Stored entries
================
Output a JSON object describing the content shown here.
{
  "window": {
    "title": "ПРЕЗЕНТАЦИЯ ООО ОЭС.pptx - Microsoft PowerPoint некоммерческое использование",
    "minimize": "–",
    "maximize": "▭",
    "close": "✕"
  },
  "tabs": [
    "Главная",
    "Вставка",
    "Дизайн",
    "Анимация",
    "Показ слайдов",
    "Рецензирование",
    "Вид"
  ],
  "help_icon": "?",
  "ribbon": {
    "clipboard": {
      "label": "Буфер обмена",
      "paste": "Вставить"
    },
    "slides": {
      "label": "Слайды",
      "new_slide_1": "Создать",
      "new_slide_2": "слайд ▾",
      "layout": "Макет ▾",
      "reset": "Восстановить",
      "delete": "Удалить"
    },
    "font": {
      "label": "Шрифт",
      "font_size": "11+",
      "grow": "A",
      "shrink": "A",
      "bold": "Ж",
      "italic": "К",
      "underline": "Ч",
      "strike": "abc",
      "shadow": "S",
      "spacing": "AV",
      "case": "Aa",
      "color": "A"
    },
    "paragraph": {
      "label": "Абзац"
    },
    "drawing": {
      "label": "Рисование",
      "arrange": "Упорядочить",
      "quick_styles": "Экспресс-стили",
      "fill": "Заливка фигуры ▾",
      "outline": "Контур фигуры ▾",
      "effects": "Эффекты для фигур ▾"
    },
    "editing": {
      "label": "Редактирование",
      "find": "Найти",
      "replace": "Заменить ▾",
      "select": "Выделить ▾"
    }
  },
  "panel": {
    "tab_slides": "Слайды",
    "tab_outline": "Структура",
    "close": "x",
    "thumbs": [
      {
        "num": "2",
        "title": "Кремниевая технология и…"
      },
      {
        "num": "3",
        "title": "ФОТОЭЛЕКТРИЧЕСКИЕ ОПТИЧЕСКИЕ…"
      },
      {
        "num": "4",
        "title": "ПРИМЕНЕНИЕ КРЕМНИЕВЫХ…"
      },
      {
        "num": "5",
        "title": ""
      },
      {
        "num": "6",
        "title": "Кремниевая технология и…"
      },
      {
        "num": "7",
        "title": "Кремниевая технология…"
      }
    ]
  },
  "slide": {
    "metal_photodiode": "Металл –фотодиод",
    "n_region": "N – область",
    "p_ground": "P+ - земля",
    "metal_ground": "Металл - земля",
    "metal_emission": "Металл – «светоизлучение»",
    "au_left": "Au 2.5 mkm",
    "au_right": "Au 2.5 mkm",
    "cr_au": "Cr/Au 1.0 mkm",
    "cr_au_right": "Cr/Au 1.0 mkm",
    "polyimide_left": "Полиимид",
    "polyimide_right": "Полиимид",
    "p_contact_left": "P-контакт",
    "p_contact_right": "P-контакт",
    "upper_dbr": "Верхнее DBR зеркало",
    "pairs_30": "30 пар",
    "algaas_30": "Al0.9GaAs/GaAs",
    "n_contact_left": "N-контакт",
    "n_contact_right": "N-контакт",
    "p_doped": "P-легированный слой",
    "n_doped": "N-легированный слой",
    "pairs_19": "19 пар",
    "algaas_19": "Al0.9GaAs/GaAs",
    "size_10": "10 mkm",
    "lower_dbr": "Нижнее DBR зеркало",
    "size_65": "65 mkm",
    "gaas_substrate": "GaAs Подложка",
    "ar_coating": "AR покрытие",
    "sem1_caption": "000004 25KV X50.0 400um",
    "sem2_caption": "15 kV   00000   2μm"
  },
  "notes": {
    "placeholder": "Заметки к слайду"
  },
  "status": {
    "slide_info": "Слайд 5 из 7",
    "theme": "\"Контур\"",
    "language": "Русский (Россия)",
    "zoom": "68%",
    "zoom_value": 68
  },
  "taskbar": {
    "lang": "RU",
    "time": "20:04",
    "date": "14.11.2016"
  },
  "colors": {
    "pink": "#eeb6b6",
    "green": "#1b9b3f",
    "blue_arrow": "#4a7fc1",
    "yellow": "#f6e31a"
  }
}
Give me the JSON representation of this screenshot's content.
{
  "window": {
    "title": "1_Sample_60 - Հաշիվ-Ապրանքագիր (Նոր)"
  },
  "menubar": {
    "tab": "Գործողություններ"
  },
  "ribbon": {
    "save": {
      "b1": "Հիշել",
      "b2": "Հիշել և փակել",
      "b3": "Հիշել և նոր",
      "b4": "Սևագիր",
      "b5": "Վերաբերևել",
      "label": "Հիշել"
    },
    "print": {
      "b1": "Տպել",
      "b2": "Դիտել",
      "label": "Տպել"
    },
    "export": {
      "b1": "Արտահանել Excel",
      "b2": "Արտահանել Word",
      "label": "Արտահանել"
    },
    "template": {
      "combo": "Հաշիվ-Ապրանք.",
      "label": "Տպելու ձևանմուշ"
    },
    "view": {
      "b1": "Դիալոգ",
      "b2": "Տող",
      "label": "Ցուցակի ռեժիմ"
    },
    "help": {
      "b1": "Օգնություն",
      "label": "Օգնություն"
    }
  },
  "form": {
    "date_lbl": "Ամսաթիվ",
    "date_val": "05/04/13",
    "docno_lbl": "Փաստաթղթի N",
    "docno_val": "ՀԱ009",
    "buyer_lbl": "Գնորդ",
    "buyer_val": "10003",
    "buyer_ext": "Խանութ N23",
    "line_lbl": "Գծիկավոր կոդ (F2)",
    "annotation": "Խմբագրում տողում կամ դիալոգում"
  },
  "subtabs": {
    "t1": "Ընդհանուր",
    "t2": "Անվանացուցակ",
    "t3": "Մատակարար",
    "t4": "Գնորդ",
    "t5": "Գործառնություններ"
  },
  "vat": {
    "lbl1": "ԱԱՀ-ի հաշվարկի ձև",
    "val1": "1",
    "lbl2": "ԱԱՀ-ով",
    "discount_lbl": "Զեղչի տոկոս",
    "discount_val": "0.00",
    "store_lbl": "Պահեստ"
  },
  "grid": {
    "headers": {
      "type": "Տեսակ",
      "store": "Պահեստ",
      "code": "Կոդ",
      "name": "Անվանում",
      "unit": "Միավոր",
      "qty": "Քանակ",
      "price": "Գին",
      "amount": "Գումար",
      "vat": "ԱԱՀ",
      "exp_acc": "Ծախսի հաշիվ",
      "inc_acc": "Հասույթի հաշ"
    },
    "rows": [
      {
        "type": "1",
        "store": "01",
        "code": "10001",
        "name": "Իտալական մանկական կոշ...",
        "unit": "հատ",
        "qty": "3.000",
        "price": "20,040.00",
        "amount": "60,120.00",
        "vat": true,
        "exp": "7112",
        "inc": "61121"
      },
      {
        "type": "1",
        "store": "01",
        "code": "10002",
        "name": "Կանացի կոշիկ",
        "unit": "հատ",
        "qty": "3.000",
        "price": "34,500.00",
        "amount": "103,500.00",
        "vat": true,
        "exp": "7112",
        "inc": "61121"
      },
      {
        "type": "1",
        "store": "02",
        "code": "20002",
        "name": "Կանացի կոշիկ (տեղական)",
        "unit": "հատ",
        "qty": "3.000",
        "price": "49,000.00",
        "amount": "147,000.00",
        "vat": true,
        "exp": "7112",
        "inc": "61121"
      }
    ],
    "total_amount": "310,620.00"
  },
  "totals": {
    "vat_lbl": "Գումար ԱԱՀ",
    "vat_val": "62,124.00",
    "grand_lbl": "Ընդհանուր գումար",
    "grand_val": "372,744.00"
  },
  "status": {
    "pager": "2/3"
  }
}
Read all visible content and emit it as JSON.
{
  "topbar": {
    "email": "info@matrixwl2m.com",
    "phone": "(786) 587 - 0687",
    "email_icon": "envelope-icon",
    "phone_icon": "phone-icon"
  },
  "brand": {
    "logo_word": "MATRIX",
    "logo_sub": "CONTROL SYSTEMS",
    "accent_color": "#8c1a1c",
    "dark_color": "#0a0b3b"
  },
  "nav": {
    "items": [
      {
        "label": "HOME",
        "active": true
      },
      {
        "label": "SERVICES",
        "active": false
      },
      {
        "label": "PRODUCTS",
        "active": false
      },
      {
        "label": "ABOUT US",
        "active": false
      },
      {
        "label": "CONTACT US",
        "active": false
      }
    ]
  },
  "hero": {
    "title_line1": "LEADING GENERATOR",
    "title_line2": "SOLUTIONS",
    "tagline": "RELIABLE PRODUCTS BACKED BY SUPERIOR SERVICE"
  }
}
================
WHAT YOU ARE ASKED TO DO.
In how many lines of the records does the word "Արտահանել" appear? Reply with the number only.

REPLY.
3